Search the records for "Meran". Copy every line where it appears.

• Records for the exercise:

——

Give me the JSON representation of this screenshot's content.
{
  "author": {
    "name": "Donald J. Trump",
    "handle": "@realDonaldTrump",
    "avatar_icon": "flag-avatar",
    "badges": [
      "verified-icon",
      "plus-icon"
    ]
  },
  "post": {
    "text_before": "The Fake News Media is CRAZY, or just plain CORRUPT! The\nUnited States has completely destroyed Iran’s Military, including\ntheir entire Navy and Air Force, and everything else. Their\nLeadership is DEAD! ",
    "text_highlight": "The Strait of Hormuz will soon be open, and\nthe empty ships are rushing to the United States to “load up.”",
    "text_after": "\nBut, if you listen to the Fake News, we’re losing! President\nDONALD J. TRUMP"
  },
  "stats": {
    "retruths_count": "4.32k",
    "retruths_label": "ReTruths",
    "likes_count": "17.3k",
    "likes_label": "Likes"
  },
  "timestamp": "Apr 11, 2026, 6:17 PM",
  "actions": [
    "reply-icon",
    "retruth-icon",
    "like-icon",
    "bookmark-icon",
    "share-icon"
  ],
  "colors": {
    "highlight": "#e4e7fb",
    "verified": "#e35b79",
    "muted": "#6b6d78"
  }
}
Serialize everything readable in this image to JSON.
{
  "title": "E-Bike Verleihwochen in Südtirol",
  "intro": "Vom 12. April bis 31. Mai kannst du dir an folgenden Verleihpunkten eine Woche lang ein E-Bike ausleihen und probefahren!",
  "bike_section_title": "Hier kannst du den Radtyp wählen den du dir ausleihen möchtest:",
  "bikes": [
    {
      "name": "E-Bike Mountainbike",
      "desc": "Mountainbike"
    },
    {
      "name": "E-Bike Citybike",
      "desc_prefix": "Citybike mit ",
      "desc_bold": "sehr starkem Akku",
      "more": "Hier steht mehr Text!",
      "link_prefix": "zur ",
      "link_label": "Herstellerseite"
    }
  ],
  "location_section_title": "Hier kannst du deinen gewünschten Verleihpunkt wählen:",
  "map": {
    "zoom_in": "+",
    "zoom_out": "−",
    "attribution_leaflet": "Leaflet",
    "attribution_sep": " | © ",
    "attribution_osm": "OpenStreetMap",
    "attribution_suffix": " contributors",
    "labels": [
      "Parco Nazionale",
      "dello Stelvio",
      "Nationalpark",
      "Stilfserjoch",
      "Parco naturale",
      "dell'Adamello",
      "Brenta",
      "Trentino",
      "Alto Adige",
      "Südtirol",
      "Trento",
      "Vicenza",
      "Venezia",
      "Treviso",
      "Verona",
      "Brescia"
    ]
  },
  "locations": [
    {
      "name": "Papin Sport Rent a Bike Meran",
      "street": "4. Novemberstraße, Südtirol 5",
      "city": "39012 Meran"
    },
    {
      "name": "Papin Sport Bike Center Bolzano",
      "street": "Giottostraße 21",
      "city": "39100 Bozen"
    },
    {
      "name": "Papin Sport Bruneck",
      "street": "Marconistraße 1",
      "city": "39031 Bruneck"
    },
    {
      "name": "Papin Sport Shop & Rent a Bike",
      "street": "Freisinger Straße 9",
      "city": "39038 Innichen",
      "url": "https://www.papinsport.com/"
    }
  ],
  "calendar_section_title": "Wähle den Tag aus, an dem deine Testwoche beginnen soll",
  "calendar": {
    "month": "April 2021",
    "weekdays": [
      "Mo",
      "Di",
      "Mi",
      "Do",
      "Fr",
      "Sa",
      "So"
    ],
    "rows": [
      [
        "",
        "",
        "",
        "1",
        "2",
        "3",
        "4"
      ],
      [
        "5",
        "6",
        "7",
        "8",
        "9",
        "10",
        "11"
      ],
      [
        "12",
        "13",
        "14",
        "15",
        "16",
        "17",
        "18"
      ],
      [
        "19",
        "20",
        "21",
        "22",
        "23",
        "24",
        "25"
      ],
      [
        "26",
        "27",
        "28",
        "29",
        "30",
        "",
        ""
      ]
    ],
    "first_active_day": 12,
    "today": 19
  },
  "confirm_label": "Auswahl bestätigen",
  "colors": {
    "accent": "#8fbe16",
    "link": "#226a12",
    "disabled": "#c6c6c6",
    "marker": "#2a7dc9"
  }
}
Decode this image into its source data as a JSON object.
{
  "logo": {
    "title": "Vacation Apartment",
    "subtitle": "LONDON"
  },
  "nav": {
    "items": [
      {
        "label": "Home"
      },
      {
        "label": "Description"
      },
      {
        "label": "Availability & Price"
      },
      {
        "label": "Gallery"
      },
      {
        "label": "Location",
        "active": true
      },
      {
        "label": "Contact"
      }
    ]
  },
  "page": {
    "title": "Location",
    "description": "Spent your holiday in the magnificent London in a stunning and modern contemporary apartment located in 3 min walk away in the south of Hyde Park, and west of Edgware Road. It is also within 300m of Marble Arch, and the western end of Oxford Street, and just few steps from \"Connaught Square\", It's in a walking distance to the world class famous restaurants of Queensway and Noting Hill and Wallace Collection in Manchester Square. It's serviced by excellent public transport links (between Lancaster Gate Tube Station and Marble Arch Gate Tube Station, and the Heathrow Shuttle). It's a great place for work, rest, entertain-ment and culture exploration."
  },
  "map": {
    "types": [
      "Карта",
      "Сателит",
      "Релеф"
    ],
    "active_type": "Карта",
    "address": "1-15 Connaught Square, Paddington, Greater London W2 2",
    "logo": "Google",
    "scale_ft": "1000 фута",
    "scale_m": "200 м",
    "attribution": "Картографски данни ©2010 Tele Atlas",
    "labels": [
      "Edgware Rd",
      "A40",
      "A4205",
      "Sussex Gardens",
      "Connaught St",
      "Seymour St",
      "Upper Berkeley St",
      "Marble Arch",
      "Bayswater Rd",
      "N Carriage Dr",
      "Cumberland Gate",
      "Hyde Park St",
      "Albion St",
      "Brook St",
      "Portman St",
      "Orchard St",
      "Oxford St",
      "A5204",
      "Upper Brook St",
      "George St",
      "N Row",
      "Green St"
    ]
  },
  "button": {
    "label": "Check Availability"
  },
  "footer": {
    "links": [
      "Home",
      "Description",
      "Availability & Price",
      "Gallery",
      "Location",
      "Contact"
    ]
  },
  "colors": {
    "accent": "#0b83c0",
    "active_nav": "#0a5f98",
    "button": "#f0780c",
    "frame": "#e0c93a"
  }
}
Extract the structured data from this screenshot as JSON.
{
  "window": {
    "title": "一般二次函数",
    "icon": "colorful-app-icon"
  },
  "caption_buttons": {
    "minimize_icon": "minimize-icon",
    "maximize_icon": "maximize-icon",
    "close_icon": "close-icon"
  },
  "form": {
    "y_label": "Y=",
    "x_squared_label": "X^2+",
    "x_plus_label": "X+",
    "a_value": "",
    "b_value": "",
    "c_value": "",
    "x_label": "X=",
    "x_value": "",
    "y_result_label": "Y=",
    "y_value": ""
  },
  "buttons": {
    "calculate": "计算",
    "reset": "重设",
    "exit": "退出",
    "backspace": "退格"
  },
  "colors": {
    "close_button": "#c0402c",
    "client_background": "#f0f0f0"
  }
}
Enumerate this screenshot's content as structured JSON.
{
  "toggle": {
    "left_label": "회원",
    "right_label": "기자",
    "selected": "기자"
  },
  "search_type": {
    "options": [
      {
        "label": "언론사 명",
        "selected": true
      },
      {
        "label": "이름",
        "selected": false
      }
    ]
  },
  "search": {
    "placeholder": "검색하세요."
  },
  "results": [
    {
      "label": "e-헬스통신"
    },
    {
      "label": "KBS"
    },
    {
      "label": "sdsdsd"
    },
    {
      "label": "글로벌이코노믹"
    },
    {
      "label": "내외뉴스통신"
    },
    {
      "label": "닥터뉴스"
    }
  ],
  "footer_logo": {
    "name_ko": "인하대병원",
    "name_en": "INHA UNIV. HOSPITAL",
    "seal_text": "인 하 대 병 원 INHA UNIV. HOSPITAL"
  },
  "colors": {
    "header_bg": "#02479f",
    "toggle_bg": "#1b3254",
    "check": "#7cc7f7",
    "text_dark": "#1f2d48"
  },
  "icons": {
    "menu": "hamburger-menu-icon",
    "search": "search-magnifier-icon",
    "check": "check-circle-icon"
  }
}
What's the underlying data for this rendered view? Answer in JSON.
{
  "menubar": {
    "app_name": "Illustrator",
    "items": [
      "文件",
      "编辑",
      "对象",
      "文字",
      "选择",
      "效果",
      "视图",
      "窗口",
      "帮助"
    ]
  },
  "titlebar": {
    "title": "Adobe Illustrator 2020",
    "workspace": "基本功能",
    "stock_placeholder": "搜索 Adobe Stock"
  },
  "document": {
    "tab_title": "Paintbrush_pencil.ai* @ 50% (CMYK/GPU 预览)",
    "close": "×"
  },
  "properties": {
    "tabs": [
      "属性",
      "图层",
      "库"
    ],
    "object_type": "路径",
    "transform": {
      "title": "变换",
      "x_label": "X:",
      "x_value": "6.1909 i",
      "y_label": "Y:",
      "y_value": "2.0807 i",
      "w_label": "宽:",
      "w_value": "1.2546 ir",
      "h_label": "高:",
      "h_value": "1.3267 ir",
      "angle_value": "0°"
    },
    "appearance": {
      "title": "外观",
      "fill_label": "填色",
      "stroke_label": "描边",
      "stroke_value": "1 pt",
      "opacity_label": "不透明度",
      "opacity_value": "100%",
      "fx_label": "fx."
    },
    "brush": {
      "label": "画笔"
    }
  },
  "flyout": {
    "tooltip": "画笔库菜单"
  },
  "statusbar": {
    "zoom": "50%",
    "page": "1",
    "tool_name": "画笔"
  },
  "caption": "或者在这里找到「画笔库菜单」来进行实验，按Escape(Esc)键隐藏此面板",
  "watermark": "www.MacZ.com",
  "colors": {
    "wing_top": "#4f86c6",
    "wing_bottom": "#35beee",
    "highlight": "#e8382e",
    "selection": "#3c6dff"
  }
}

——

• Solved problem:
      "name": "Papin Sport Rent a Bike Meran",
      "city": "39012 Meran"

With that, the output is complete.